At its core, the new law aims to help children who have been exposed to abuse in their homes or among family members. Money from the state's Department of Justice would be made available to these children to fund therapy sessions designed to help them process through the trauma that they may have witnessed or experienced in some way.

Man held on $2 million bond in alleged homicide

The circumstances surrounding a criminal arrest in Connecticut can vary greatly. When people find themselves facing serious charges such as those for murder or homicide, it can be very important to understand not only the potential penalties associated with the charge but what may have led prosecutors to make such a charge.

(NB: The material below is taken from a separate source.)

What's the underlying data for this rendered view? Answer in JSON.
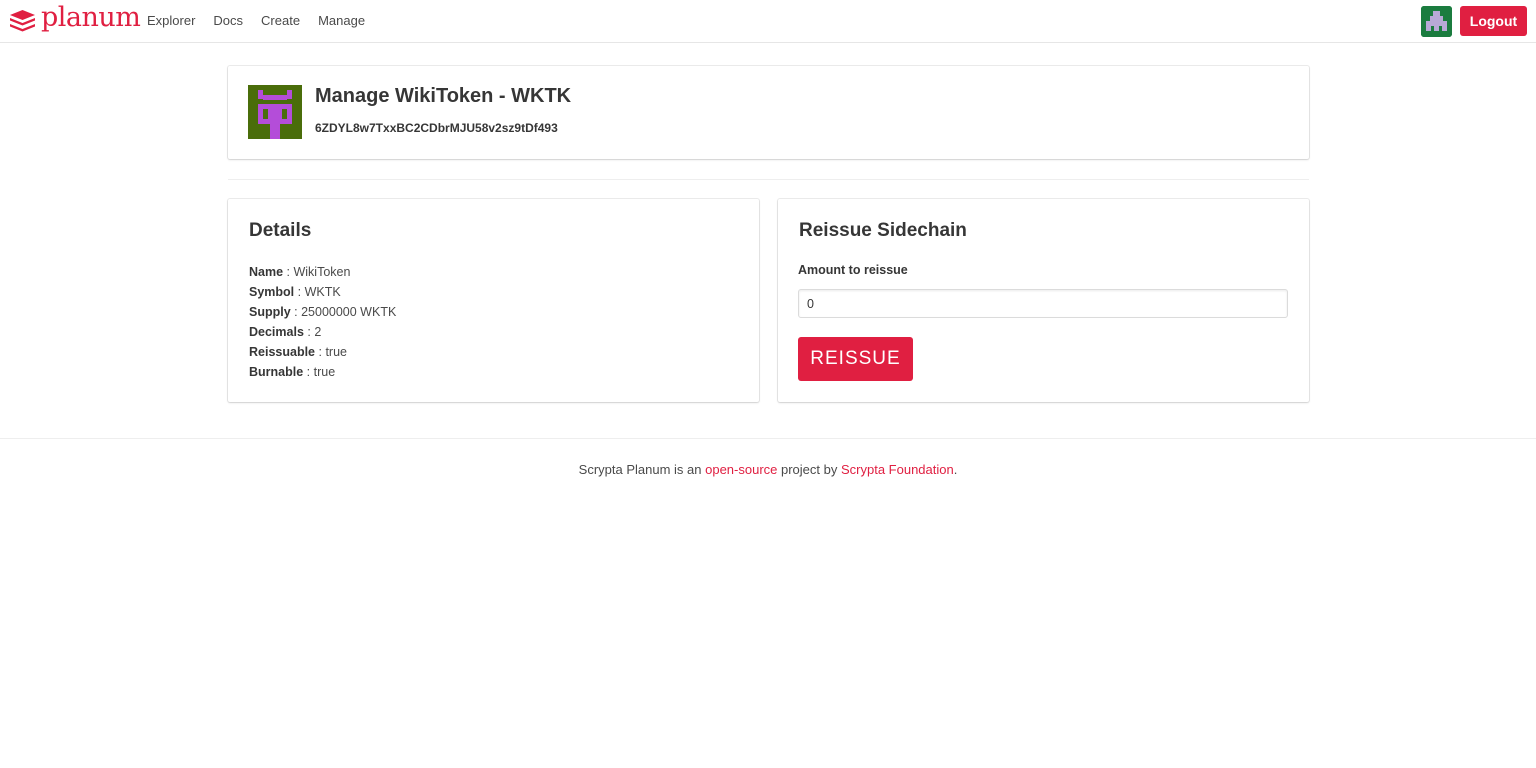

One man today is in such a situation after he was placed under arrest and charged with homicide in the death of a woman who he was said to be in a romantic relationship with. While waiting for a court appointment the man was being kept in custody and his bond was set at $2 million.

Email Us For a Response

Contact Us For Legal Help

Bold labels are required.

Contact Information
disclaimer.

The use of the Internet or this form for communication with the firm or any individual member of the firm does not establish an attorney-client relationship. Confidential or time-sensitive information should not be sent through this form.

close

Privacy Policy

Stamford Office
1234 Summer Street Suite 409
Stamford, CT 06905

Toll Free: 866-734-6937
Phone: 203-977-2415
Fax: 203-325-3066
Stamford Law Office Map

Stamford Office

White Plains Office
245 Main Street Fourth Floor
White Plains, NY 10601

Toll Free: 866-734-6937
Phone: 914-946-2777
Fax: 203-325-3066
White Plains Law Office Map

White Plains Office